- Exercise description
Output exactly the lines from the one with "Transcribe this image's" through the last line of the data below, both included, and nothing more.

- Record set

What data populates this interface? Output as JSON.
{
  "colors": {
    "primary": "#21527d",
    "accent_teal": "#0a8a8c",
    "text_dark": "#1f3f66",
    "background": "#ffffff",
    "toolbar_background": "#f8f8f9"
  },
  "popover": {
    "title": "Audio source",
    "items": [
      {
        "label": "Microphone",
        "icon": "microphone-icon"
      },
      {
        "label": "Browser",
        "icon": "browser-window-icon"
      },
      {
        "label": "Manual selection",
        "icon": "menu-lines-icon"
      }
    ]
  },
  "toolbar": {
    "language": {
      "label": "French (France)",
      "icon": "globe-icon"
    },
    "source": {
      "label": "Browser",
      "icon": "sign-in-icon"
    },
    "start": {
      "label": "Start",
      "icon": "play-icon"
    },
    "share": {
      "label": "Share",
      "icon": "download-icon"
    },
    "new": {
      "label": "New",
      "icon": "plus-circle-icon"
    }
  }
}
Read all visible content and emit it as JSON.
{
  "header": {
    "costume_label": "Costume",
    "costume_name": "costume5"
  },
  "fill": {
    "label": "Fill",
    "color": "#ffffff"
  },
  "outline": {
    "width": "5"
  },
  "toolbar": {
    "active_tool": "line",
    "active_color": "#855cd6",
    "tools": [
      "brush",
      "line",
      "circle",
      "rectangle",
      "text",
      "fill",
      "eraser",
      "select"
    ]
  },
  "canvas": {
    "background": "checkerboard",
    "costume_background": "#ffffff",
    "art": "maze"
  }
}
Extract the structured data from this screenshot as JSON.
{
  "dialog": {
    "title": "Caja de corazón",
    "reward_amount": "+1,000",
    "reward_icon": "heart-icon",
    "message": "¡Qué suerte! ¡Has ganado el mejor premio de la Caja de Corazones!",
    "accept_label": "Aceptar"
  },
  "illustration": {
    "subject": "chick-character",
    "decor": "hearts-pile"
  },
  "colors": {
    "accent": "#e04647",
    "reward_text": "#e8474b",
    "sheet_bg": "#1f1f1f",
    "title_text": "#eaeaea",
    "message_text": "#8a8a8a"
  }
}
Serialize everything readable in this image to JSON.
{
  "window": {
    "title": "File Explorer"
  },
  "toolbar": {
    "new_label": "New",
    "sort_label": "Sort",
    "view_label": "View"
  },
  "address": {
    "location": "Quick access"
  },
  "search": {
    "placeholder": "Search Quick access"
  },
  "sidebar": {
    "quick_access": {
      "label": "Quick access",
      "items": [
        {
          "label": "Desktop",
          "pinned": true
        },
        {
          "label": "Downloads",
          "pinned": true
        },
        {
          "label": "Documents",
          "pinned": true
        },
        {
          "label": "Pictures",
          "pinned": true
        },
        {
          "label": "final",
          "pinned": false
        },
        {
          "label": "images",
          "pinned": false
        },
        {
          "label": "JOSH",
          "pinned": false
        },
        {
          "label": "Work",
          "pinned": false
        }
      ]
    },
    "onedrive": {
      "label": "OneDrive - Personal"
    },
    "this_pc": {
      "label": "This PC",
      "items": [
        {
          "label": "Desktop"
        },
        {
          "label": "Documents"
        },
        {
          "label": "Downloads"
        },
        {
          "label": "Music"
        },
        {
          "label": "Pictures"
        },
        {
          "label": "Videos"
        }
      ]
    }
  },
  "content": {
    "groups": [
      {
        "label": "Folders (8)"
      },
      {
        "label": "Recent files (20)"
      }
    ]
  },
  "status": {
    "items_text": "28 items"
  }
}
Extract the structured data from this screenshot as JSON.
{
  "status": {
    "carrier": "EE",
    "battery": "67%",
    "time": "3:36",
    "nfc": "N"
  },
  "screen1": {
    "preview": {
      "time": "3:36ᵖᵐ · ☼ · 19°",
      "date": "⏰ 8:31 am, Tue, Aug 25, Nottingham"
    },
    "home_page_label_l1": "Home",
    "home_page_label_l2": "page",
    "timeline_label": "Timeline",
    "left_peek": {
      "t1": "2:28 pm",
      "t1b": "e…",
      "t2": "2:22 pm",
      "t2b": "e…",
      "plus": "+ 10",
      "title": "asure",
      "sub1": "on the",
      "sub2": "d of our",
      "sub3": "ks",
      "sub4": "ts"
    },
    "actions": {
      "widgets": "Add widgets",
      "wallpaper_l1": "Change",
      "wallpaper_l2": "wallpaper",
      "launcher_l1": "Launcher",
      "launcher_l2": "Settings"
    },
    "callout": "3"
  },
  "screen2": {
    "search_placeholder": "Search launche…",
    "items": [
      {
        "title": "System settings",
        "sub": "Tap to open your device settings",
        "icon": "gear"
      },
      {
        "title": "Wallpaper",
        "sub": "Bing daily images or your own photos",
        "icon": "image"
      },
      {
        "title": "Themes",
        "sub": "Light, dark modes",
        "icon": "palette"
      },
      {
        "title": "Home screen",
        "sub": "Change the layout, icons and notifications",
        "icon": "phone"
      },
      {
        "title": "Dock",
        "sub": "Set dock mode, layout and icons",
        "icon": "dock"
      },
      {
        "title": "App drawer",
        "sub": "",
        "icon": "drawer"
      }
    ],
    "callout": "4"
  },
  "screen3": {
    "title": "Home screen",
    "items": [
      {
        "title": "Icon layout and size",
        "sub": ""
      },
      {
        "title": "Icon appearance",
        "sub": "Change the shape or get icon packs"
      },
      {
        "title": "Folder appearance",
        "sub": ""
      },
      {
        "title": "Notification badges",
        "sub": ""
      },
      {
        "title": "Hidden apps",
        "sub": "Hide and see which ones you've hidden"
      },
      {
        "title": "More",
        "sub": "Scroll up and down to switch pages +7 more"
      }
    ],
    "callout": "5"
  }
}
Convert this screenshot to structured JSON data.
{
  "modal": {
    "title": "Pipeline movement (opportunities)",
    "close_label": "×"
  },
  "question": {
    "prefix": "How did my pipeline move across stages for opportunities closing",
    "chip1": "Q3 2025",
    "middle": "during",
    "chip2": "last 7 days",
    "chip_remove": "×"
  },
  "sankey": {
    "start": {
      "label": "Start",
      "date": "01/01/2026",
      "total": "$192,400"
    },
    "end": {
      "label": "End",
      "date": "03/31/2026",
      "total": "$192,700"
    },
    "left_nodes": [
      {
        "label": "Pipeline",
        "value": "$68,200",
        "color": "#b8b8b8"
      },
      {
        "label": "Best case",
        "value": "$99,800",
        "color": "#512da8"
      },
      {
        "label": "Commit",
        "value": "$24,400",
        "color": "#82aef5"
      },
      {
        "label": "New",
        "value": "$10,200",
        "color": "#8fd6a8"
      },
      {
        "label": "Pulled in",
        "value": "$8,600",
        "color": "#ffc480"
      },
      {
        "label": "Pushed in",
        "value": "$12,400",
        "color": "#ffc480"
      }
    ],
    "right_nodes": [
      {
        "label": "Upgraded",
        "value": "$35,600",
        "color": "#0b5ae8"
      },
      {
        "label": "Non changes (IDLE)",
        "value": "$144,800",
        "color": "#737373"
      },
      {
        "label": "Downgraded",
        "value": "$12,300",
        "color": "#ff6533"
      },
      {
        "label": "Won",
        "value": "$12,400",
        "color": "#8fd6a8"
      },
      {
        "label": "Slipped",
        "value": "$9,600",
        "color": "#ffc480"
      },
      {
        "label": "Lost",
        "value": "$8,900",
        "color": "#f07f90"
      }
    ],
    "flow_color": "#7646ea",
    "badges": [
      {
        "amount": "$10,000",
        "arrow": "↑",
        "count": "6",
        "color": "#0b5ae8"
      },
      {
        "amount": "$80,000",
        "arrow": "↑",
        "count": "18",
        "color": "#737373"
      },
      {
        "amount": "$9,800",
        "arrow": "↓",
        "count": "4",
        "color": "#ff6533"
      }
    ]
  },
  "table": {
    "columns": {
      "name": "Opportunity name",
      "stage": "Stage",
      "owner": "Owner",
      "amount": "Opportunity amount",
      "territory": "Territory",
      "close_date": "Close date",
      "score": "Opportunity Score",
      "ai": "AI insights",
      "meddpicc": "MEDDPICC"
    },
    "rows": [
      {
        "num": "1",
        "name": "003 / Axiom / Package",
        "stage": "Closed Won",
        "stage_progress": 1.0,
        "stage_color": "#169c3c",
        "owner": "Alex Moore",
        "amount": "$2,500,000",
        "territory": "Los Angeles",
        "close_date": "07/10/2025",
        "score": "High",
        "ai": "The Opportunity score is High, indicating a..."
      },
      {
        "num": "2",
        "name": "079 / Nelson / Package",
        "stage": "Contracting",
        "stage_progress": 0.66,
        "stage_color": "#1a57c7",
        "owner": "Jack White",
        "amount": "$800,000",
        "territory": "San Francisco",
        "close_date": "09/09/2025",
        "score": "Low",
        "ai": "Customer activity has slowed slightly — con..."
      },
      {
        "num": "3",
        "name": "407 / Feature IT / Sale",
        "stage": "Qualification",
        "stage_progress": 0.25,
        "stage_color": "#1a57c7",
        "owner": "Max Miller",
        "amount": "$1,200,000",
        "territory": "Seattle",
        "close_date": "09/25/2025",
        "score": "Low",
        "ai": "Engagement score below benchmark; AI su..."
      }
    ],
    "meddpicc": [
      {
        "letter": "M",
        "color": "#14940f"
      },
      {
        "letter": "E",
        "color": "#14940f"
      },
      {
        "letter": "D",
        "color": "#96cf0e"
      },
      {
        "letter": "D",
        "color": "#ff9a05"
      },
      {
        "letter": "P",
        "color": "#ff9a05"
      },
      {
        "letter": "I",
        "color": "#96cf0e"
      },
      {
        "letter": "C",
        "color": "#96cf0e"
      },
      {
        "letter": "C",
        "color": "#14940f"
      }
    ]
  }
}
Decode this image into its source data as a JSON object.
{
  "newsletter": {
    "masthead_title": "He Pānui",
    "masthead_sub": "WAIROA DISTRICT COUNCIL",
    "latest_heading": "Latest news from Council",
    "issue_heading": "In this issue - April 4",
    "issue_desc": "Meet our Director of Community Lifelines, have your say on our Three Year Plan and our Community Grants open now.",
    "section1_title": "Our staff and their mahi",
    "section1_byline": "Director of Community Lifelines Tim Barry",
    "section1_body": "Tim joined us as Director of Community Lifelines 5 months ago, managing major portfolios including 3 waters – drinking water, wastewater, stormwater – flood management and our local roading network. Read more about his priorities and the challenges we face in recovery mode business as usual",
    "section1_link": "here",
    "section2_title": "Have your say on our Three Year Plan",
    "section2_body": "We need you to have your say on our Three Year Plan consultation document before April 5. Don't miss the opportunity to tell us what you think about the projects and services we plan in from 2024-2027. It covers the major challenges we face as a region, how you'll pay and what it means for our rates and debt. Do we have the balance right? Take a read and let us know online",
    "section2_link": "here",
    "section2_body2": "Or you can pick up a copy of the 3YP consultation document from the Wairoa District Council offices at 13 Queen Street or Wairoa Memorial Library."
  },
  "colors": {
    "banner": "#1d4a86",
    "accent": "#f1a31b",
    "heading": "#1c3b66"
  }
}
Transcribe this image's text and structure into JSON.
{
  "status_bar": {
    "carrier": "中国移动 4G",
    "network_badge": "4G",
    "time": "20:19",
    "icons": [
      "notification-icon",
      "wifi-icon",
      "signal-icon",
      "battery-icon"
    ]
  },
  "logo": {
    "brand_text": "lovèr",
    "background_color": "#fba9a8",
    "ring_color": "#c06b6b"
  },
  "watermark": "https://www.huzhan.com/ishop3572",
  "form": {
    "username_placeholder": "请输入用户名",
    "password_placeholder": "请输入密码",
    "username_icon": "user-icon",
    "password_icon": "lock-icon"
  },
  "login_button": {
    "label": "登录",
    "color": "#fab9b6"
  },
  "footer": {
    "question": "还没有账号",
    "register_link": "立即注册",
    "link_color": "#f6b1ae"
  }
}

- Response to this task
Transcribe this image's text and structure into JSON.
{
  "status_bar": {
    "carrier": "中国移动 4G",
    "network_badge": "4G",
    "time": "20:19",
    "icons": [
      "notification-icon",
      "wifi-icon",
      "signal-icon",
      "battery-icon"
    ]
  },
  "logo": {
    "brand_text": "lovèr",
    "background_color": "#fba9a8",
    "ring_color": "#c06b6b"
  },
  "watermark": "https://www.huzhan.com/ishop3572",
  "form": {
    "username_placeholder": "请输入用户名",
    "password_placeholder": "请输入密码",
    "username_icon": "user-icon",
    "password_icon": "lock-icon"
  },
  "login_button": {
    "label": "登录",
    "color": "#fab9b6"
  },
  "footer": {
    "question": "还没有账号",
    "register_link": "立即注册",
    "link_color": "#f6b1ae"
  }
}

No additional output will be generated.